Puppy Socialization - Part 2
Most people know that you need to socialize puppy with other dogs. Puppies go through a socialization period which usually begins at around 3 weeks of age. During the socialization period, a puppy’s eyes fully open and they have complete visual capacity. Their ears also open during this period. Because they are now able to hear and see, they begin to venture away from their mother and explore. They also begin to form social relations, usually with their litter mates. If a puppy is taken away from his litter mates too soon, they may not develop appropriate social skills.
During the socialization period, puppies begin to play with their litter mates; the skills learned from this play are essential for proper socialization skills when the puppies get older. They learn how to communicate with each other, how to interpret signals, and how to offer signals. This signals are used to help control aggression in adult dogs. Eventually the puppy will be taken away from his mom and his litter. It is important not to stop the socialization at this point.
You must continually socialize your puppy with other dogs, and other animals, even as they are becoming adults. However, it is important to do this properly. You do not want to reverse the benefits achieved from early socialization. Many people will bring their young pup to a dog park to socialization him. This could have some negative effects. If you have ever been to a dog park, you know that there is usually a greeting party consisting of many of the dogs already enjoying the dog park. This can be overwhelming for a young puppy. Even if he was properly socialized with his litter mates, it was unlikely he was every exposed to this type of greeting party! This may cause a puppy to be fearful of dogs.
If you really want to go to the dog park, I recommend finding a time when the dog park is almost empty (preferably completely empty so you can first introduce your puppy to the dog park). Do not bring your puppy in on a leash. A leash will prevent your puppy from fleeing if it is frightened. Puppies also have the “fight or flight” response; if they can’t flee, they will fight. You do not want to teach that.
A better way to socialize your puppy to other dogs is to set up a play date with another dog you know to be calm and socialized. Let them go up to each other and sniff each other, that is how they greet each other. Let them sniff, let them play, let them roll around, but watch for any signs of distress.
Another way to continue socialization is by simply taking walks with your puppy. If you are just beginning socialization walk by another dog and watch your puppy to see how he reacts. If there is no distress, and the other dog is friendly, again, let them say hi and sniff each other.
You do not want to force interaction between your puppy and another puppy or dog. Socialization should be enjoyable, the minute it becomes less than enjoyable, it is no longer socialization, it becomes a forced interaction.

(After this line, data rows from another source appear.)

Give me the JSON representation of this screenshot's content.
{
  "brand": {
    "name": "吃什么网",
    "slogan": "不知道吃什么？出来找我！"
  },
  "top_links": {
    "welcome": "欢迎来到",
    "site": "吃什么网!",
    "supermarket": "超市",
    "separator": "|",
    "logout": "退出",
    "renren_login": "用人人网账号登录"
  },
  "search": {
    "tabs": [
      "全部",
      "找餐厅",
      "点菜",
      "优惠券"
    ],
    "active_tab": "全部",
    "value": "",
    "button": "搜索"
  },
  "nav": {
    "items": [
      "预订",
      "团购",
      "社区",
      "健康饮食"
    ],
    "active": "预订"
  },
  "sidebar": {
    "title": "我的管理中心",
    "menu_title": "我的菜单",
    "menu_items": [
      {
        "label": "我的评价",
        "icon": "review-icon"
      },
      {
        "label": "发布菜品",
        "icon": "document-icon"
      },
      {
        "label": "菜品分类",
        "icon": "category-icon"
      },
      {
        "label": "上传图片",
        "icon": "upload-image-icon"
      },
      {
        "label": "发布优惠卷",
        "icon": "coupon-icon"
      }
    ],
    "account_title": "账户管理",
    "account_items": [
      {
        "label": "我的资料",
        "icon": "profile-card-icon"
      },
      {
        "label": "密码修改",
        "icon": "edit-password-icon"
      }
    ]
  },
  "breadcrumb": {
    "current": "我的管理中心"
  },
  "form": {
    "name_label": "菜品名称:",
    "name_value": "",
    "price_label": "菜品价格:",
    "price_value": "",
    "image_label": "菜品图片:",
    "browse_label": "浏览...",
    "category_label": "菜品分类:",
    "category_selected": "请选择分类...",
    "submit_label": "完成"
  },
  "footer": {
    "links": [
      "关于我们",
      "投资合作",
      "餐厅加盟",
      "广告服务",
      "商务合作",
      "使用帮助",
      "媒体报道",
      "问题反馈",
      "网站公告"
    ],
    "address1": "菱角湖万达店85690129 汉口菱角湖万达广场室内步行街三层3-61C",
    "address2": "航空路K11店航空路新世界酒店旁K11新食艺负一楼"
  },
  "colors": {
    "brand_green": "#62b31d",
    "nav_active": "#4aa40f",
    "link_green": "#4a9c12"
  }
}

This can lead to fear and aggression.
Continued socialization is essential, even when a puppy becomes a dog!
Next week I will discuss socializing your puppy to different sounds, surfaces, and smells!
What does it mean to socialize your puppy? It probably means different things to different people. Some may think socialization means introducing your puppy to other dogs; some may think it means socialization means introducing your puppy to other people; and other may think it means introducing your puppy to other animals. All of this is correct, but socialization means so much more.
Socializing your puppy to other humans and other dogs is very important and should begin as soon as possible. Depending on who you ask you will get a different time frame as to when you should socialize your puppy. But generally socialization should occur between 3 and 20 weeks.
But what does it mean to socialize your puppy to other humans? It isn’t just walking by different people; different genders; different races; or letting different people come up to and pet your puppy. Yes, you need to do this, but you also need to make sure those people are wearing ball caps, or cowboy hats; that they have beards or are bald; they are wearing dresses or shorts.
Dogs have what we call hypersensitivity. This means that dogs are able to see more detail than people do; people tend to see in whole pictures, dogs see parts. So when a person sees another person, no matter if they are wearing a hat, beard, or cowboy boots, they still know and identify the image as a person. A dog; however, sees every part. A dog sees a weird looking think on a person’s head (a hat); they see s shiny object at the top of a person (a bald head); or an unidentifiable furry object on a person’s face (beard). Dogs cannot generalize these items as being part of a person. Because of this, they can be scary to dogs.
Therefore, it is not only important to introduce your puppy to as many different people as possible, but also different features that a person might have, including different types of clothing and accessories. Your puppy may be used to, and love, your Uncle Bob. However, one day Uncle Bob comes over and your puppy seems terrified of him and you just can’t figure it out. Well it was really cold that day and Uncle Bob walked in wearing a winter hat and scarf, something your puppy was never introduced too; she could not figure out what was attacking Uncle Bob’s head and neck!
Socializing your puppy to as many different people as possible, in as many different situations as possible, and wearing as many different accessories as possible, will lessen the chance your puppy will be fearful as she grows up.
You need to introduce her slowly, at a pace she is comfortable with. You need to watch your puppy for any signs of distress. Socialization should always be a great experience for your puppy, she needs to enjoy it or it will backfire. For instance, before Uncle Bob comes in wearing the hat and scarf, let your puppy see and smell them; let her sniff them until she is no longer interested. Then have Uncle Bob come in wearing them, maybe one at a time if you think she might be frightened.
Next week I will discuss socializing your puppy to other dogs.